In the end, “its utopian ideals were obviously always filtered through the social lens of the era it was filmed. Limitations that could be partially justified in the late sixties no longer seem as dismissible in 2009.” He then goes on to school us in the history of the original TV show’s development, which in a pilot featured a strong female character in a leadership role:
When Gene Roddenberry first filmed a pilot for the show, he did have a revolutionary idea for 1967: The second in command of the Enterprisewould be a woman (known only as “Number One”). This first version of the show had Captain Christopher Pike commanding the famed ship along with the “logical” Number One as First Officer. That first episode showed Number One making life and death decisions and playing with really big guns. Alas, the network executives didn’t like the notion that an uppity woman would take over command of the ship whenever Captain Pike was in peril (They were even less pleased that Roddenberry was having an affair with Majel Barett, the actor who played “Number One”).
Thus, after a complete rewrite, Roddenberry’s ambitions for women on the show had been significantly altered. Kirk appeared as Captain and women were demoted to “more traditional roles,” such as yeomen or nurses. Instead of taking over command and making decisions for the crew, women on-board the Enterprisetook the Captain’s messages and made him coffee. Majel Barett, no longer First Officer, assumed a role as Nurse Chapel who spent her days mooning over Spock and handing out aspirin.
Significantly, the show also “sexed up” the women’s uniforms. In place of Number One’s sensible turtle neck and slacks in the first pilot, women officers squeezed into ultra-mini skirts, go-go boots, and beehive hairdos. All of that, I am sure, was real practical for working in space.
Oh, GayProf–I guess they’re about as practical as wearing a bathing suit and boots to help win World War II! (Maybe you just can’t understand how impractical, uncomfortable clothing is clearly necessary, in order for the patriarchy to constrain most women’s inherent superpowers. You can’t handle the sensible turtleneck and slacks!) Anyway–go read and learn from the linked posts above. Why are our visions of the future always so much more of where we’ve been already?
And, while we’re asking the big questions today: can someone please explain to me the reasons for the large cross-section of medieval history reenactors (the Society for Creative Anachronism types) and Trekkies? This is a phenomenon I’ve observed since college, where a group of SCM-ers who would show up to the dining hall with daggers they’d use as their only eating implement were also the big science fiction/Star Trek fans.

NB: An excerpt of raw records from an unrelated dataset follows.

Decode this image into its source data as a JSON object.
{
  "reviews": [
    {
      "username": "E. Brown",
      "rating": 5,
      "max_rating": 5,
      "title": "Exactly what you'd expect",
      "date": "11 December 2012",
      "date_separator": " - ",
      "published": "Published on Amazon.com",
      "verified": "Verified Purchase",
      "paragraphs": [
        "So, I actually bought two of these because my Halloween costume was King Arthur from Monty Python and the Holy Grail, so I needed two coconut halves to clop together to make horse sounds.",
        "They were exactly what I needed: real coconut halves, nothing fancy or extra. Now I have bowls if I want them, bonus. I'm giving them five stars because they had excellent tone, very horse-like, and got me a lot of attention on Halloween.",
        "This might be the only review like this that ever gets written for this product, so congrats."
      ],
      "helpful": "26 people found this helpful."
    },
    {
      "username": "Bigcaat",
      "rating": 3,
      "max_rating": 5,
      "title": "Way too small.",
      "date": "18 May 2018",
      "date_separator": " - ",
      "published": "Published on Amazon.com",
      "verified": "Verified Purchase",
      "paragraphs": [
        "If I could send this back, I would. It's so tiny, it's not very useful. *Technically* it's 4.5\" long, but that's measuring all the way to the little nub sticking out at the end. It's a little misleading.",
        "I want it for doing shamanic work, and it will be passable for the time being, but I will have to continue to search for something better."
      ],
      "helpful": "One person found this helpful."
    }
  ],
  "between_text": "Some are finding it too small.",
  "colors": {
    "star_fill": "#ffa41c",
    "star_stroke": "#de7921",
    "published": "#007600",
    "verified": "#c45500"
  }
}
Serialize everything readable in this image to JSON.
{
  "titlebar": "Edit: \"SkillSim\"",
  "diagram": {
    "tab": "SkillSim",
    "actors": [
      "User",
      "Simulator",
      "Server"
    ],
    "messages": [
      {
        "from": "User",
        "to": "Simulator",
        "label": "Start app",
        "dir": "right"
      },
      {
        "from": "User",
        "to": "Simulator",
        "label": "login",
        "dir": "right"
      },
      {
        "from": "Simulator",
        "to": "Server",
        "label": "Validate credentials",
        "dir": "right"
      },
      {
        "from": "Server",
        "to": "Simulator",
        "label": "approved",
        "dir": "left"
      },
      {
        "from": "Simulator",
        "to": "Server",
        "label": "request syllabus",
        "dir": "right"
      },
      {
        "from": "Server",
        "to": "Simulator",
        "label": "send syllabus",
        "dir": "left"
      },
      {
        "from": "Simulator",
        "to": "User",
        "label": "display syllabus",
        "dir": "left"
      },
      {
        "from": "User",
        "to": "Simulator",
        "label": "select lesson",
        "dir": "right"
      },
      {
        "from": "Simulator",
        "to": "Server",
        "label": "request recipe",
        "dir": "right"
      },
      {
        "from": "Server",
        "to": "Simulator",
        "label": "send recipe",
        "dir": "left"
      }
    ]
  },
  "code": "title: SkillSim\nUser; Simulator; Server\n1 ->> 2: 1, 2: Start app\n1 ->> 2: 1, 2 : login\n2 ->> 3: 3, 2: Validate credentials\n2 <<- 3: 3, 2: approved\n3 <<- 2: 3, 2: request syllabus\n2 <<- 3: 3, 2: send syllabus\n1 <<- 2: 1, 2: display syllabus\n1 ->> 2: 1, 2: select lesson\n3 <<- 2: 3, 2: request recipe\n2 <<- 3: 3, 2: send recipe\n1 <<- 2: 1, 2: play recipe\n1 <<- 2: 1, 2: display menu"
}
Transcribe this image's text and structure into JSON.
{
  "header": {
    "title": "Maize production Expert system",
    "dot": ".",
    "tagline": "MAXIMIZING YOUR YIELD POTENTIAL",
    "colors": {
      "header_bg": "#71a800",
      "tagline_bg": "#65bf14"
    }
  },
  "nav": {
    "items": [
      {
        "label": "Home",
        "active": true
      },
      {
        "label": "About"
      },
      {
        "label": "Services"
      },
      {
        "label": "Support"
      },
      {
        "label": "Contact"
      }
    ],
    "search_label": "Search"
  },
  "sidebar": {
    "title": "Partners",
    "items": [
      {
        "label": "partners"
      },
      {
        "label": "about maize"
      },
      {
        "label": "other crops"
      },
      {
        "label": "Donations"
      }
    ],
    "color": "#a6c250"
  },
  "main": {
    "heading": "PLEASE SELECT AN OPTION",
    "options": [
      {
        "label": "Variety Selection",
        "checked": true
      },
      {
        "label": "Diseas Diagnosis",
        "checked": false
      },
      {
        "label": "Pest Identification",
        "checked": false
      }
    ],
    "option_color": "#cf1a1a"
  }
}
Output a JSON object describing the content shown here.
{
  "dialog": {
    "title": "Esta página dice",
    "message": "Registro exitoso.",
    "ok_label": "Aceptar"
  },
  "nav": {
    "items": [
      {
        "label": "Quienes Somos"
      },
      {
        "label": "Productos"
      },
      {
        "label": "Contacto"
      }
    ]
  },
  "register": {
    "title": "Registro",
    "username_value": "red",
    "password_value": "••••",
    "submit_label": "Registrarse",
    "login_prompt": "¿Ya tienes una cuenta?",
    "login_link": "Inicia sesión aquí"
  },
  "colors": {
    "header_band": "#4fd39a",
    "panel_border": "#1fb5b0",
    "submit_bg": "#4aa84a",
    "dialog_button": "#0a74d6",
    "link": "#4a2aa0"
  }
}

Do any of you medievalists have a read on this?
UPDATE, 5/15/09, evening: My bad! I didn’t find this review by Erica at the good old days until tonight. (How’s that for due diligence? FAIL!) Erica writes, “the saddest thing is that Captain Pike still ends up paralyzed, although at least he doesn’t end up in a packing box able to communicate only by saying ‘BOOP’ (yes) or ‘BOOP BOOP’ (no). In many ways Star Trek was ahead of its time in 1970; this was not one of them. For a wheelchair ‘operated by brainwaves,’ that thing was extremely pathetic.” Don’t miss the horrifying photo at her blog of Pike in his packing box that looks like it’s decorated with peppermint candy–you know, to make it look all scientific, computerized, and futuristic!